ACTIVITY
Precisely the lines from the one with "Extract the structured" through the end of the data, both included, must make up the response, each restated word for word.

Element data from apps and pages
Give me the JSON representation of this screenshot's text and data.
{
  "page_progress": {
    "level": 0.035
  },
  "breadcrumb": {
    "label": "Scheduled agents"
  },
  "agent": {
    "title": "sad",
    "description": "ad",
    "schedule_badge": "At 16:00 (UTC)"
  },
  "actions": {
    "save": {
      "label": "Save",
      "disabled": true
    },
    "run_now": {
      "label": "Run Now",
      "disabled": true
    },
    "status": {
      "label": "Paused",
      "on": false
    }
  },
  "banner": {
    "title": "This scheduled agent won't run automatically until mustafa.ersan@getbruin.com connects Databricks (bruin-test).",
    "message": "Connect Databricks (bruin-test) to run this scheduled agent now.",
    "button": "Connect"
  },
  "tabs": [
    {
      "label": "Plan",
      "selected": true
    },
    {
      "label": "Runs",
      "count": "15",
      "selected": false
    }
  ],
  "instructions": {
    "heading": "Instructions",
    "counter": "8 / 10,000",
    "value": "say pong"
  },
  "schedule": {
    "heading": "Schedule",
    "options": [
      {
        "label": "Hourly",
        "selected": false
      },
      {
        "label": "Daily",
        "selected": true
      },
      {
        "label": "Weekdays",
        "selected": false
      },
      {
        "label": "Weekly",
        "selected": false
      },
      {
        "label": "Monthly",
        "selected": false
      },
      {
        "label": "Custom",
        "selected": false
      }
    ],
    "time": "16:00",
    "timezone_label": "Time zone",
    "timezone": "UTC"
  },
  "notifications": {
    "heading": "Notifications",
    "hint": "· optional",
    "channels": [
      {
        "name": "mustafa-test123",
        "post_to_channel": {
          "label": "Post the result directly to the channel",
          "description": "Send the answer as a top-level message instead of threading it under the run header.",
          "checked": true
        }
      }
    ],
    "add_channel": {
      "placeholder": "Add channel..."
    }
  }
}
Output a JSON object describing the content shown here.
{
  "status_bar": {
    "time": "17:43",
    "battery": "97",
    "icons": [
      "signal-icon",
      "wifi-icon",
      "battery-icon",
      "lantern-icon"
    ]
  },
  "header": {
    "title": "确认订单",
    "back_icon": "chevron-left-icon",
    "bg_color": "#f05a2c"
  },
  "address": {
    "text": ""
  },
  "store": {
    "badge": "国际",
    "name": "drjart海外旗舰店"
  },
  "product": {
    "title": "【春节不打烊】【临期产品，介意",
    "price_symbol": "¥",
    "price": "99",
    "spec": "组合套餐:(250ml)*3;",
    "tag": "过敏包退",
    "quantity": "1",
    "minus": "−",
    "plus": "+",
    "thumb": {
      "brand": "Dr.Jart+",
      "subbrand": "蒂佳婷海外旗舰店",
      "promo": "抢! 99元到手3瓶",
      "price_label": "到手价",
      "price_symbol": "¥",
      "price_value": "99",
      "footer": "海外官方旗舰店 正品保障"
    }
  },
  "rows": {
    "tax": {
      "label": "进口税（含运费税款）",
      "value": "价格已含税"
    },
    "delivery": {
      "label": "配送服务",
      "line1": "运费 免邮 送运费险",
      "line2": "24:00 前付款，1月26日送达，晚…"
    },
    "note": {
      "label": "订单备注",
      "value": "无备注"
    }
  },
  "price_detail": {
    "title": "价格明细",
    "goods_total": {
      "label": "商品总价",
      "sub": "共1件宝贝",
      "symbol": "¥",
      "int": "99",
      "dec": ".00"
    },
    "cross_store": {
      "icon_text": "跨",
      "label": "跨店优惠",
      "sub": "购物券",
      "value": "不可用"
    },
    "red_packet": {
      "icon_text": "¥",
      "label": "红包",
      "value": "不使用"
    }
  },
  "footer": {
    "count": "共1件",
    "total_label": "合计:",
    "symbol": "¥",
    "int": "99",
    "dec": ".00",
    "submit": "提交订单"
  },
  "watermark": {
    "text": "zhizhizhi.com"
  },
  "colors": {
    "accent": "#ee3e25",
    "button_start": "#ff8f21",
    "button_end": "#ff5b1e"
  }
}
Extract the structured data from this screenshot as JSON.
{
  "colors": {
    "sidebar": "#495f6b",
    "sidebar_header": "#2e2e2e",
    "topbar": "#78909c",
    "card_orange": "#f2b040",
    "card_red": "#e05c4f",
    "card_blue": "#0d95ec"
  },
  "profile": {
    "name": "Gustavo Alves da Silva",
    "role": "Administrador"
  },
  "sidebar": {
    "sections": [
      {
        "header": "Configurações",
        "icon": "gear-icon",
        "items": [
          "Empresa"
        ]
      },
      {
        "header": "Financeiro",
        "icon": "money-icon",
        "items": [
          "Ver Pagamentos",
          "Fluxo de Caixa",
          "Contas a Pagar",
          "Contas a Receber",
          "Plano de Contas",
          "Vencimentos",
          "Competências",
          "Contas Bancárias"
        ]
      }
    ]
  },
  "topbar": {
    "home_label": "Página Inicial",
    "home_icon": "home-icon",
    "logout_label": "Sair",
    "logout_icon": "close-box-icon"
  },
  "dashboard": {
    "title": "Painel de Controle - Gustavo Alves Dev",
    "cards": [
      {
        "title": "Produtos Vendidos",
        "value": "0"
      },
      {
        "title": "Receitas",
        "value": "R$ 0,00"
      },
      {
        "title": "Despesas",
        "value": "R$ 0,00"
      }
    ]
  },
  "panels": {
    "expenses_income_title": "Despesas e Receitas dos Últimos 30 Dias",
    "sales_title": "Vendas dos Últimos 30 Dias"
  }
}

EXERCISE RESPONSE
Extract the structured data from this screenshot as JSON.
{
  "colors": {
    "sidebar": "#495f6b",
    "sidebar_header": "#2e2e2e",
    "topbar": "#78909c",
    "card_orange": "#f2b040",
    "card_red": "#e05c4f",
    "card_blue": "#0d95ec"
  },
  "profile": {
    "name": "Gustavo Alves da Silva",
    "role": "Administrador"
  },
  "sidebar": {
    "sections": [
      {
        "header": "Configurações",
        "icon": "gear-icon",
        "items": [
          "Empresa"
        ]
      },
      {
        "header": "Financeiro",
        "icon": "money-icon",
        "items": [
          "Ver Pagamentos",
          "Fluxo de Caixa",
          "Contas a Pagar",
          "Contas a Receber",
          "Plano de Contas",
          "Vencimentos",
          "Competências",
          "Contas Bancárias"
        ]
      }
    ]
  },
  "topbar": {
    "home_label": "Página Inicial",
    "home_icon": "home-icon",
    "logout_label": "Sair",
    "logout_icon": "close-box-icon"
  },
  "dashboard": {
    "title": "Painel de Controle - Gustavo Alves Dev",
    "cards": [
      {
        "title": "Produtos Vendidos",
        "value": "0"
      },
      {
        "title": "Receitas",
        "value": "R$ 0,00"
      },
      {
        "title": "Despesas",
        "value": "R$ 0,00"
      }
    ]
  },
  "panels": {
    "expenses_income_title": "Despesas e Receitas dos Últimos 30 Dias",
    "sales_title": "Vendas dos Últimos 30 Dias"
  }
}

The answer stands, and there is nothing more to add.